• **PROVIDED DATA**:

• • •

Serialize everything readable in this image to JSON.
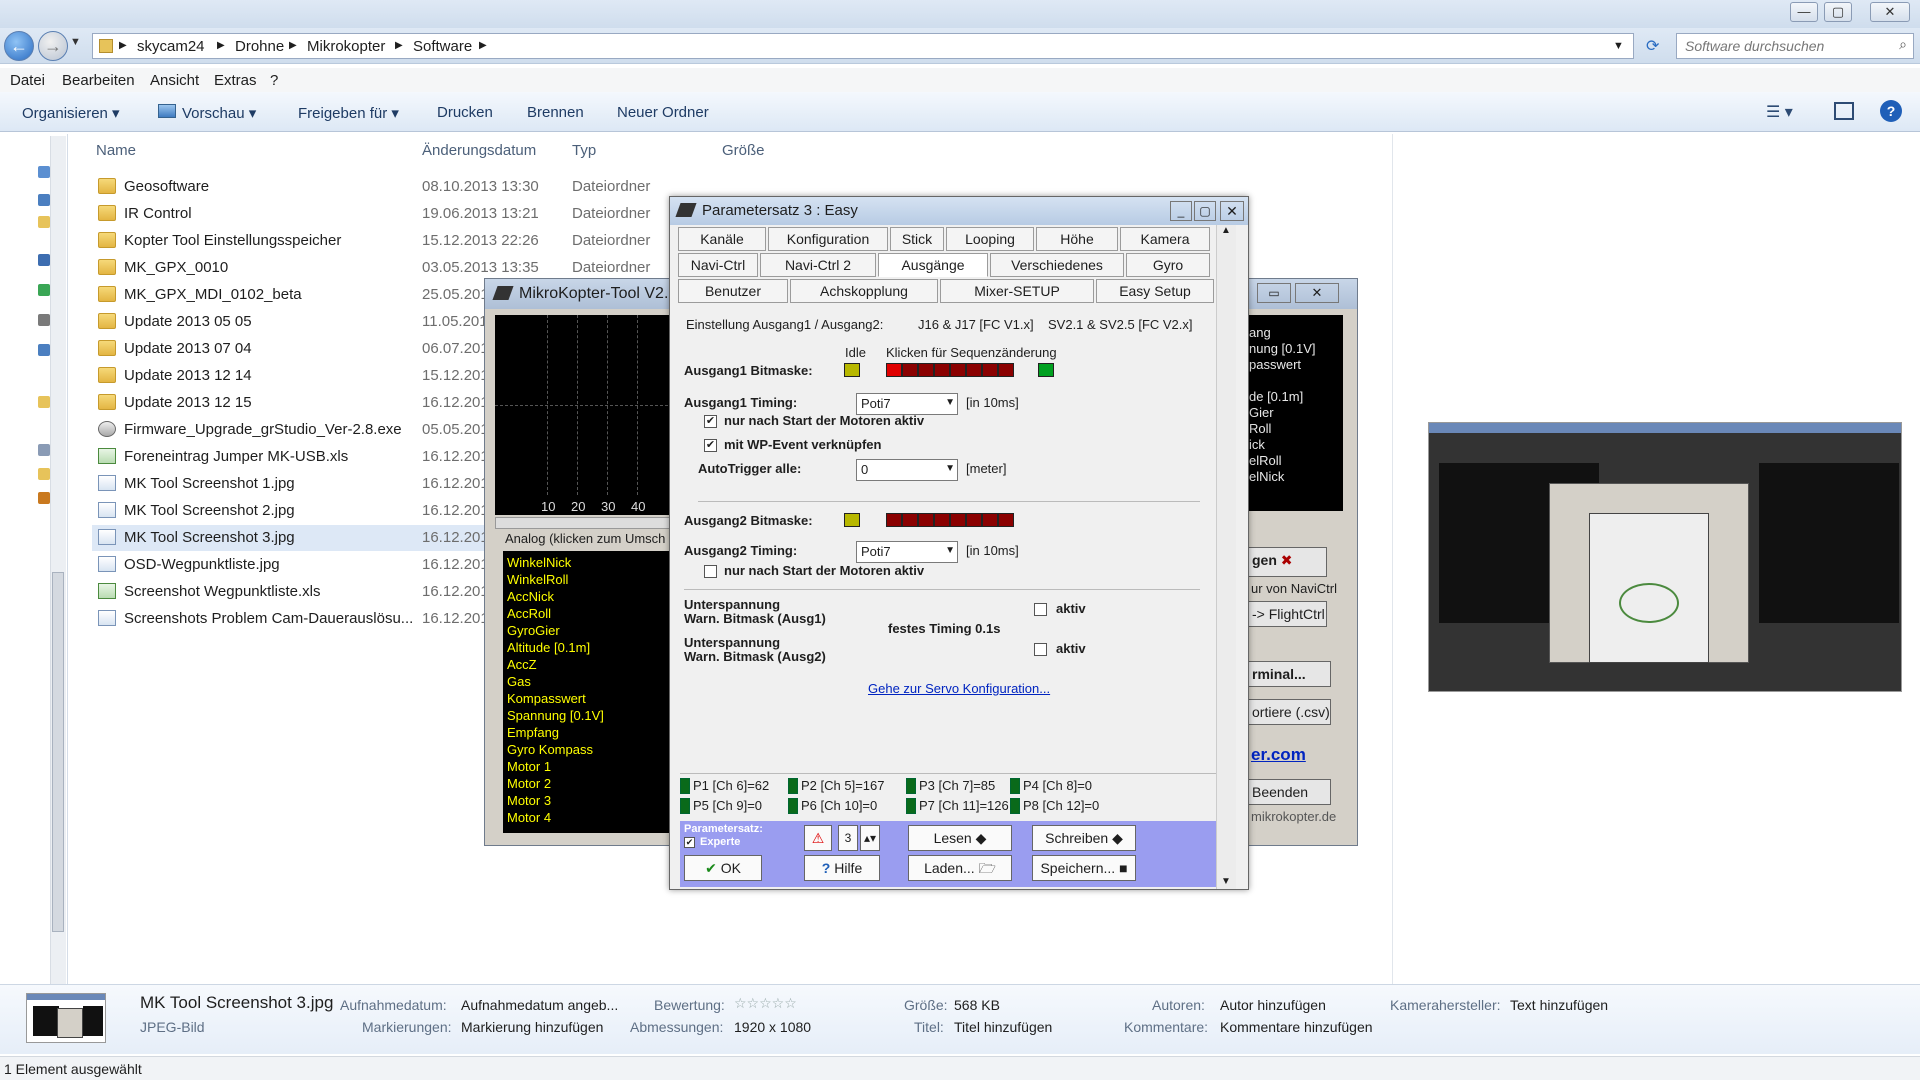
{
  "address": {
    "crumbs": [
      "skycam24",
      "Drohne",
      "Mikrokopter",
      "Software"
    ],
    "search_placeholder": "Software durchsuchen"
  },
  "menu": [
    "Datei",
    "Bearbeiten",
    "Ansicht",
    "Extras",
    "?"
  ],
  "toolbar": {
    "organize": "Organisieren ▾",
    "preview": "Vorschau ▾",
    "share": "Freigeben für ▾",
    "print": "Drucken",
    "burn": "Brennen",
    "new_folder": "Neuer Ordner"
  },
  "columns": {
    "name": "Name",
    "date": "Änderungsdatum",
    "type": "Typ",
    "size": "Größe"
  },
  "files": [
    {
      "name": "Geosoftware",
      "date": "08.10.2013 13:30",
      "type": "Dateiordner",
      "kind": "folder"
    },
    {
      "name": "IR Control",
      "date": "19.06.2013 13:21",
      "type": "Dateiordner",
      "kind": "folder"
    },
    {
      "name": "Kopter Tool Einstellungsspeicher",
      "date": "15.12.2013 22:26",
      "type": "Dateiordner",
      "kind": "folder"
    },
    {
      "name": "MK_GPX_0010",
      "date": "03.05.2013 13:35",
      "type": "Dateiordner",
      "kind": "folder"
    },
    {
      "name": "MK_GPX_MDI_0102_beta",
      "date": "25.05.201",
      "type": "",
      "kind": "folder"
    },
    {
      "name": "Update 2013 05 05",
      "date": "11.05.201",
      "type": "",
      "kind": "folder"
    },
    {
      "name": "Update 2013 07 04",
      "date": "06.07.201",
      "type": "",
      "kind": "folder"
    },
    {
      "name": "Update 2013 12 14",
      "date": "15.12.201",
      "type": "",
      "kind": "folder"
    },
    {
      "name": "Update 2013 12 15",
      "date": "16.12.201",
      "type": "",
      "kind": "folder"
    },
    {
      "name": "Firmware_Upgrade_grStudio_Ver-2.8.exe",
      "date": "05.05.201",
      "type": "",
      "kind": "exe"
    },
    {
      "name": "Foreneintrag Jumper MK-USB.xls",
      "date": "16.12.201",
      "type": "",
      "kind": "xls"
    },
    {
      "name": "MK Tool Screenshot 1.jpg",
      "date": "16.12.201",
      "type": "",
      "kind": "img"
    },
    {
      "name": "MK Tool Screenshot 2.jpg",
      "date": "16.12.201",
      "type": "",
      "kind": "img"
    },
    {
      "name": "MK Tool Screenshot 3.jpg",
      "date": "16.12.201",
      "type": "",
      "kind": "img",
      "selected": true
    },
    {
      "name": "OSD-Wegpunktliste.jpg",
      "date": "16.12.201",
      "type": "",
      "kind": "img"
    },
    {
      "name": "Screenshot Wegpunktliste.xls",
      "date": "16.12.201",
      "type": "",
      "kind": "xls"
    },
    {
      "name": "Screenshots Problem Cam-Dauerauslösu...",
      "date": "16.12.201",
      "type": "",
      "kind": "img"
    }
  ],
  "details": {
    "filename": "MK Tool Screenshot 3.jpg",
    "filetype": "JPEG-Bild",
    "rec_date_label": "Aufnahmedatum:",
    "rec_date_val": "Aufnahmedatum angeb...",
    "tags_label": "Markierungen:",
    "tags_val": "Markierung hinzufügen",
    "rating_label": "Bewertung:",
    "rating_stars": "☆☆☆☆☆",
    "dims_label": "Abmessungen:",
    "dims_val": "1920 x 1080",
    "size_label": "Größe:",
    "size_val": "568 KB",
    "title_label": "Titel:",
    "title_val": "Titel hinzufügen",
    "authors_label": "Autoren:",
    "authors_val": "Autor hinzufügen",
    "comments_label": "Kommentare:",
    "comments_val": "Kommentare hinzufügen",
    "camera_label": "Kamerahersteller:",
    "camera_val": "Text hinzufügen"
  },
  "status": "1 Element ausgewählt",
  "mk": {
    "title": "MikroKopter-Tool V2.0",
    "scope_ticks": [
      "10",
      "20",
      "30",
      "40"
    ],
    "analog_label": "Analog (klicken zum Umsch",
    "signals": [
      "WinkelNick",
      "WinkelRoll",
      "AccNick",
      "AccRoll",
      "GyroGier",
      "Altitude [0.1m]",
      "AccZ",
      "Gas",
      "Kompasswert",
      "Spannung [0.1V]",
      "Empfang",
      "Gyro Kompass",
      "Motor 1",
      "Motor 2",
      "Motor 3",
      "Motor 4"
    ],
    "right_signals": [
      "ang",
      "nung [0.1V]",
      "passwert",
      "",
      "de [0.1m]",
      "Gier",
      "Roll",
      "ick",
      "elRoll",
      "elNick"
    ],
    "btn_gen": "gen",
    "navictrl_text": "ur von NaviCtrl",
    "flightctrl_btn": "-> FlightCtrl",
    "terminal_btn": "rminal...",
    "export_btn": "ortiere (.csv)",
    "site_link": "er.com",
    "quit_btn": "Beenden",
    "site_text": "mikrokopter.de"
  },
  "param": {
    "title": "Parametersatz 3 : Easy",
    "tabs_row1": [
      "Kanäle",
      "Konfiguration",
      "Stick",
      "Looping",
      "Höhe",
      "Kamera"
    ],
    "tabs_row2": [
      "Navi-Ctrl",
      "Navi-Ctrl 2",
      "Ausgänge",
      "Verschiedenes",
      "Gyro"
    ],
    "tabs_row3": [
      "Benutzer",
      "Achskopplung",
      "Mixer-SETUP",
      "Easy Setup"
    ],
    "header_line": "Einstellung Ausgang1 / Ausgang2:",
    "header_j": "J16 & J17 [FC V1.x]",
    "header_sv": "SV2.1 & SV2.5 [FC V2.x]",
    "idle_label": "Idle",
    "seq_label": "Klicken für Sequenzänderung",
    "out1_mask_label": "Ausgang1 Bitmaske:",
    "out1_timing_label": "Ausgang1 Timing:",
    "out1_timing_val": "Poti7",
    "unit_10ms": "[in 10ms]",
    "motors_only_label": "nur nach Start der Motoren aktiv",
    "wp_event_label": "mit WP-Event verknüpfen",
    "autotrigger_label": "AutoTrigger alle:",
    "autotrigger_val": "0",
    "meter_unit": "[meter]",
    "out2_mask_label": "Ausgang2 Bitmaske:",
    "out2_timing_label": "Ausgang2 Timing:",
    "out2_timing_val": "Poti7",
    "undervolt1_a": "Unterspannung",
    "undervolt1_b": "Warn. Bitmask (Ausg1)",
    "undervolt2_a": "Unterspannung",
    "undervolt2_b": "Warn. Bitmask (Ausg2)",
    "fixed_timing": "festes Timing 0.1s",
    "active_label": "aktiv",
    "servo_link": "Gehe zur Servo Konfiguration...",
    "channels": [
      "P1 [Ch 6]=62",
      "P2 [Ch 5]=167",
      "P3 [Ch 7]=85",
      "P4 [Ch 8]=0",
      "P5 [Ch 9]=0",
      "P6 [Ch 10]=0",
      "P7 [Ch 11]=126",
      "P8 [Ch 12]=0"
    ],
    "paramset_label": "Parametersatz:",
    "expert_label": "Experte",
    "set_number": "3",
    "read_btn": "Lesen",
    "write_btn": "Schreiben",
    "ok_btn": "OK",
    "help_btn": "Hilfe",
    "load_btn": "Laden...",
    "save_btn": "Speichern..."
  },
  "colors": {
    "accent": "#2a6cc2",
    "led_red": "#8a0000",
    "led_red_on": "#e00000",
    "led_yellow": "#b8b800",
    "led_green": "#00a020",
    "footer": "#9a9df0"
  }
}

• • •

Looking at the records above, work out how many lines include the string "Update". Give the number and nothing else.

4